We create perspectives for familie

We say no to child labour

The main cause of child labour: abject, merciless poverty.

Children whose parents are too poor to feed them have to contribute to their livelihood. Children whose families have already been torn apart by poverty are left to fend for themselves. They often have no choice but to be exploited. Otherwise they would not be able to survive.

Viewed the other way round, however, child labour is also a cause of poverty. If children do not go to school and do not receive an education, they will hardly be able to feed themselves and a family sufficiently in the long term. Their chances are unequally worse compared to educated children and young people. This vicious circle must be broken.

Strengthening families combats child labour

This is where our work comes in. For more than 60 years, SOS Children's Villages has been fighting poverty and helping children in need. In doing so, the aid organisation relies, among other things, on educational opportunities to prevent poverty and child labour. Parentless and abandoned children receive schooling and vocational training in the facilities attached to the SOS villages.
Poor families, who often live in slums or run-down suburban settlements in large cities, are supported by SOS Family Aid. Prevention is the keyword here. Parents and children are supported before the family can break apart.

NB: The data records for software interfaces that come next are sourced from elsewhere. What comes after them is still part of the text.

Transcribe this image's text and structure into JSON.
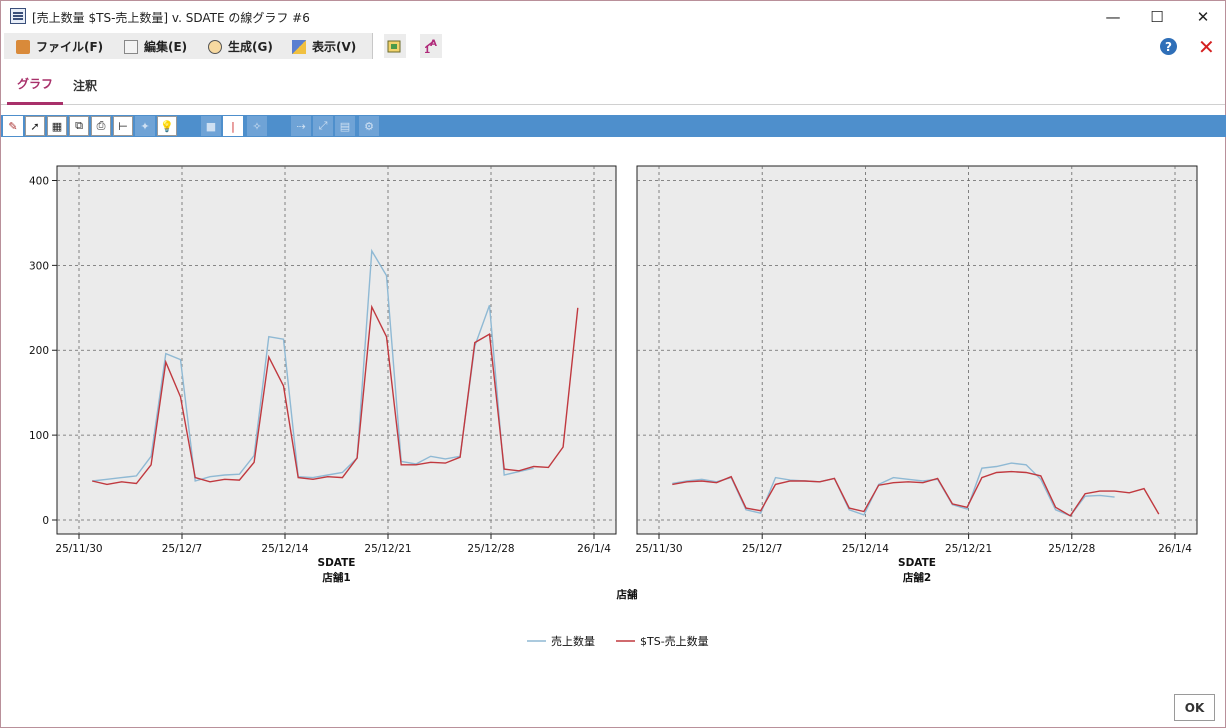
{
  "window": {
    "title": "[売上数量 $TS-売上数量] v. SDATE の線グラフ #6",
    "minimize_glyph": "—",
    "maximize_glyph": "☐",
    "close_glyph": "✕"
  },
  "menu": {
    "items": [
      {
        "label": "ファイル(F)",
        "icon": "file-icon"
      },
      {
        "label": "編集(E)",
        "icon": "edit-icon"
      },
      {
        "label": "生成(G)",
        "icon": "generate-icon"
      },
      {
        "label": "表示(V)",
        "icon": "view-icon"
      }
    ],
    "help_glyph": "?",
    "close_glyph": "✕"
  },
  "tabs": [
    {
      "label": "グラフ",
      "active": true
    },
    {
      "label": "注釈",
      "active": false
    }
  ],
  "ok_label": "OK",
  "colors": {
    "accent": "#a8306a",
    "toolbar": "#4e8fcc",
    "plot_bg": "#ebebeb",
    "series_actual": "#8fb9d4",
    "series_ts": "#c0393f"
  },
  "chart_data": {
    "type": "line",
    "xlabel": "SDATE",
    "group_label": "店舗",
    "ylim": [
      0,
      410
    ],
    "yticks": [
      0,
      100,
      200,
      300,
      400
    ],
    "xticks": [
      "25/11/30",
      "25/12/7",
      "25/12/14",
      "25/12/21",
      "25/12/28",
      "26/1/4"
    ],
    "grid": true,
    "legend_position": "bottom",
    "legend": [
      "売上数量",
      "$TS-売上数量"
    ],
    "panels": [
      {
        "label": "店舗1",
        "series": [
          {
            "name": "売上数量",
            "values": [
              46,
              48,
              50,
              52,
              75,
              196,
              189,
              46,
              51,
              53,
              54,
              76,
              216,
              213,
              51,
              50,
              53,
              56,
              73,
              317,
              288,
              69,
              66,
              75,
              72,
              75,
              205,
              253,
              53,
              57,
              61,
              null,
              null,
              null
            ]
          },
          {
            "name": "$TS-売上数量",
            "values": [
              46,
              42,
              45,
              43,
              65,
              186,
              145,
              50,
              45,
              48,
              47,
              68,
              192,
              158,
              50,
              48,
              51,
              50,
              73,
              251,
              216,
              65,
              65,
              68,
              67,
              74,
              209,
              219,
              60,
              58,
              63,
              62,
              86,
              250
            ]
          }
        ]
      },
      {
        "label": "店舗2",
        "series": [
          {
            "name": "売上数量",
            "values": [
              43,
              46,
              48,
              45,
              50,
              12,
              8,
              50,
              47,
              46,
              45,
              49,
              12,
              6,
              42,
              50,
              48,
              46,
              48,
              18,
              13,
              61,
              63,
              67,
              65,
              48,
              12,
              5,
              28,
              29,
              27,
              null,
              null,
              null
            ]
          },
          {
            "name": "$TS-売上数量",
            "values": [
              42,
              45,
              46,
              44,
              51,
              14,
              11,
              42,
              46,
              46,
              45,
              49,
              14,
              10,
              41,
              44,
              45,
              44,
              49,
              19,
              15,
              50,
              56,
              57,
              56,
              52,
              15,
              5,
              31,
              34,
              34,
              32,
              37,
              7
            ]
          }
        ]
      }
    ]
  }
}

Helping people to help themselves

The example of our support programme in Kantché (Niger) shows how SOS Family Aid works. Through their work, our SOS employees support socially and economically disadvantaged families in 18 villages in the department of Kantché. Savings and lending groups are set up and existing ones are supported. In these groups, women give each other loans for emergencies or to set up a small business. The groups also set up small businesses themselves. For this to succeed, the women acquire basic skills in bookkeeping and management. By processing agricultural products and other raw materials, the women achieve greater added value. Together they make products such as baked goods, sesame paste or Marseille soap.

In addition, the centre offers vocational counselling and grants micro-credits for business start-ups. Educating children about their rights is also a task of the centre.

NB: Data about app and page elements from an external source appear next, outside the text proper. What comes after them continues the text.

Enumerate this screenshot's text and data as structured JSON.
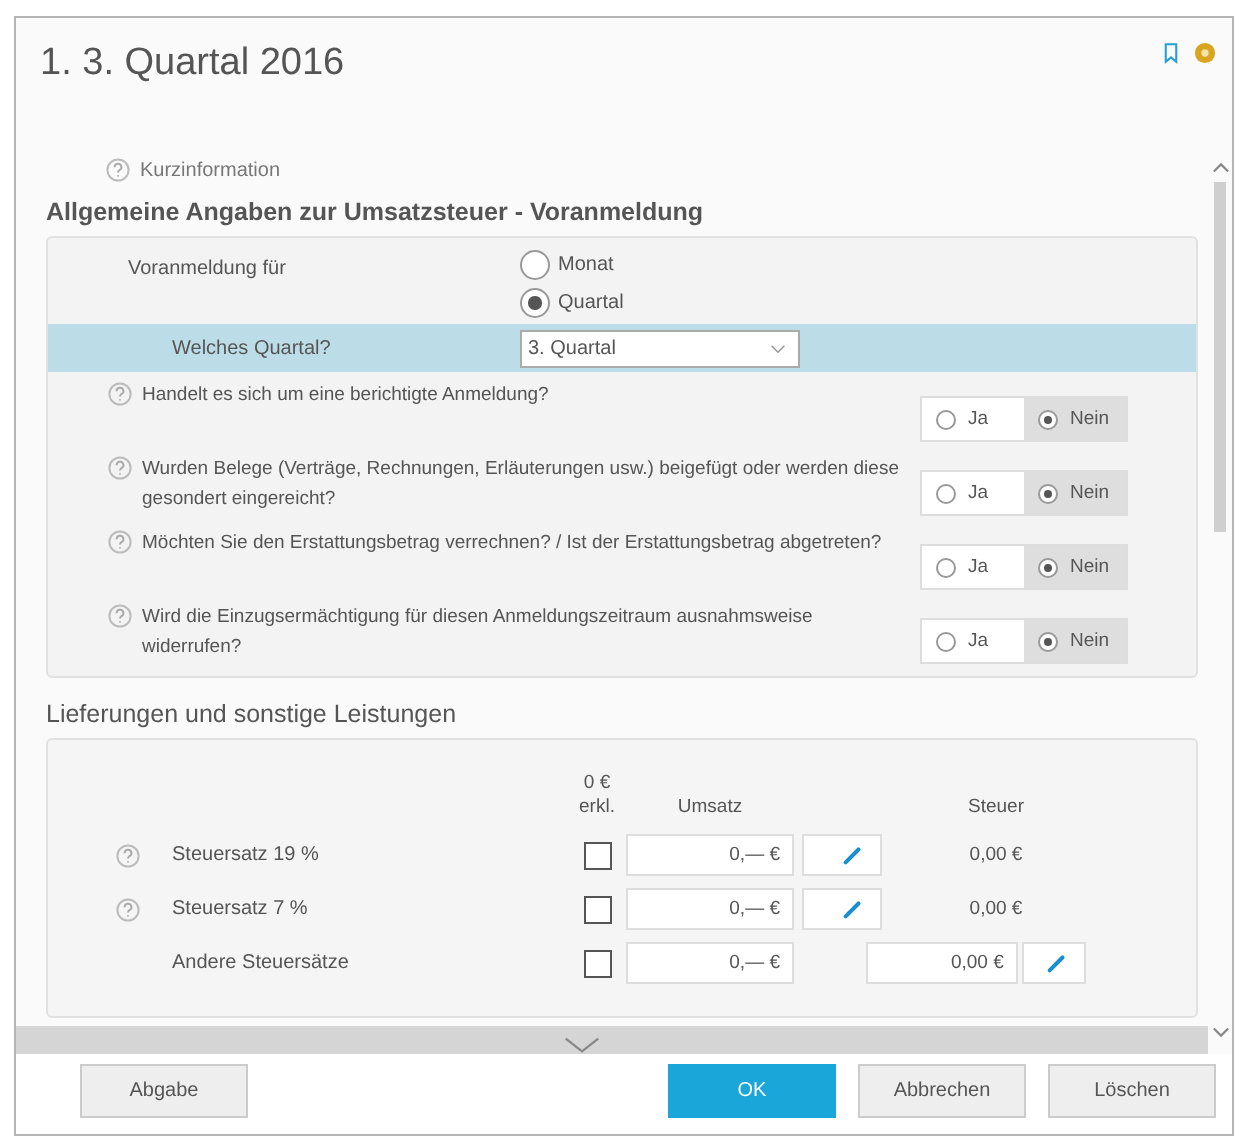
{
  "window": {
    "title": "1. 3. Quartal 2016"
  },
  "info_link": "Kurzinformation",
  "general": {
    "heading": "Allgemeine Angaben zur Umsatzsteuer - Voranmeldung",
    "period": {
      "label": "Voranmeldung für",
      "options": [
        {
          "label": "Monat",
          "selected": false
        },
        {
          "label": "Quartal",
          "selected": true
        }
      ]
    },
    "quarter": {
      "label": "Welches Quartal?",
      "value": "3. Quartal"
    },
    "questions": [
      {
        "text": "Handelt es sich um eine berichtigte Anmeldung?",
        "options": [
          {
            "label": "Ja",
            "selected": false
          },
          {
            "label": "Nein",
            "selected": true
          }
        ]
      },
      {
        "text": "Wurden Belege (Verträge, Rechnungen, Erläuterungen usw.) beigefügt oder werden diese gesondert eingereicht?",
        "options": [
          {
            "label": "Ja",
            "selected": false
          },
          {
            "label": "Nein",
            "selected": true
          }
        ]
      },
      {
        "text": "Möchten Sie den Erstattungsbetrag verrechnen? / Ist der Erstattungsbetrag abgetreten?",
        "options": [
          {
            "label": "Ja",
            "selected": false
          },
          {
            "label": "Nein",
            "selected": true
          }
        ]
      },
      {
        "text": "Wird die Einzugsermächtigung für diesen Anmeldungszeitraum ausnahmsweise widerrufen?",
        "options": [
          {
            "label": "Ja",
            "selected": false
          },
          {
            "label": "Nein",
            "selected": true
          }
        ]
      }
    ]
  },
  "deliveries": {
    "heading": "Lieferungen und sonstige Leistungen",
    "columns": {
      "zero_declared": "0 € erkl.",
      "revenue": "Umsatz",
      "tax": "Steuer"
    },
    "rows": [
      {
        "kind": "computed",
        "label": "Steuersatz 19 %",
        "checked": false,
        "revenue": "0,— €",
        "tax": "0,00 €"
      },
      {
        "kind": "computed",
        "label": "Steuersatz 7 %",
        "checked": false,
        "revenue": "0,— €",
        "tax": "0,00 €"
      },
      {
        "kind": "manual",
        "label": "Andere Steuersätze",
        "checked": false,
        "revenue": "0,— €",
        "tax": "0,00 €"
      }
    ]
  },
  "buttons": [
    {
      "label": "Abgabe",
      "kind": "normal"
    },
    {
      "label": "OK",
      "kind": "primary"
    },
    {
      "label": "Abbrechen",
      "kind": "normal"
    },
    {
      "label": "Löschen",
      "kind": "normal"
    }
  ]
}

The goal here is always to help people help themselves. The aim is to create the possibility for the family to live independently one day. Unfortunately, however, not all families who send their children to work out of necessity can be reached through such projects. As long as there is extreme poverty in many countries, there will also be child labour. Families do not send their children to work out of heartlessness, but because they see no other way to survive.

Principles of child labour must be followed

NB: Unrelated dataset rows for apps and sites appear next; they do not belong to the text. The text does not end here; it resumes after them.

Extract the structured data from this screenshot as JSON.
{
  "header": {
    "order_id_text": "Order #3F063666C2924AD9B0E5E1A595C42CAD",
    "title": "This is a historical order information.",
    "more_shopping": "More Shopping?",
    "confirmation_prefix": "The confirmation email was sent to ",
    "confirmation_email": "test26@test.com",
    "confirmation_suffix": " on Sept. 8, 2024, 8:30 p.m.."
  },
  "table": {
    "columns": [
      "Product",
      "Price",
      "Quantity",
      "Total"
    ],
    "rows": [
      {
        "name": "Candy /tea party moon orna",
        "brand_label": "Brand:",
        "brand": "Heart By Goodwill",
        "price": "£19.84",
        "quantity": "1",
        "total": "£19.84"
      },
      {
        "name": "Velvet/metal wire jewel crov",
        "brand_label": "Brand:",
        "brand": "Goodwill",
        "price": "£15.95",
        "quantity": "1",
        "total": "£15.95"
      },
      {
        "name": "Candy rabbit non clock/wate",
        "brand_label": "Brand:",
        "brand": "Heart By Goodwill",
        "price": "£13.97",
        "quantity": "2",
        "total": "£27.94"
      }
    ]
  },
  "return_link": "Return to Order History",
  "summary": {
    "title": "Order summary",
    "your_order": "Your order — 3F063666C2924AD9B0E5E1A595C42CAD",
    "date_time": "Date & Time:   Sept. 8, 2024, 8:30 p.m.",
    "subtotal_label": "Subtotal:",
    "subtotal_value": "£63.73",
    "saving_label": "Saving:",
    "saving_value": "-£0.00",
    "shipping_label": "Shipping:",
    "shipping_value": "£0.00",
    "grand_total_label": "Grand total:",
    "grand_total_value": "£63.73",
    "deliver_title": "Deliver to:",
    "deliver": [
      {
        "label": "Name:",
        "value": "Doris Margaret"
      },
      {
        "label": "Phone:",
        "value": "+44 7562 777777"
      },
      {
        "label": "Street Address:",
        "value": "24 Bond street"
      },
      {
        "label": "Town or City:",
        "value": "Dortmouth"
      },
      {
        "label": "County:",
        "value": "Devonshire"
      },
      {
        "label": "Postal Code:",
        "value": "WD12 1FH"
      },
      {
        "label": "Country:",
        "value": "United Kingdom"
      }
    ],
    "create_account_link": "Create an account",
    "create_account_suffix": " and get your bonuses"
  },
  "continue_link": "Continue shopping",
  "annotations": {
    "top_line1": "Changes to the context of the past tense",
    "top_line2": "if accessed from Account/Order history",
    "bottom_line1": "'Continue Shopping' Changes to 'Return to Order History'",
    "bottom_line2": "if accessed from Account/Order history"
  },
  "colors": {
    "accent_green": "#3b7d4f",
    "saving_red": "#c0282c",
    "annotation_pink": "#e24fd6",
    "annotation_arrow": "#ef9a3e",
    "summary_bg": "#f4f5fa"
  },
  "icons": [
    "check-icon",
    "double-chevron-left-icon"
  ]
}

It goes without saying that exploitative child labour cannot be tolerated. But if children have to work to ensure their survival, then the principles of Article 32 of the Convention on the Rights of the Child must also be followed. The physical and mental integrity as well as the right to education of children must be guaranteed. Otherwise, the vicious circle of poverty and child labour cannot be broken.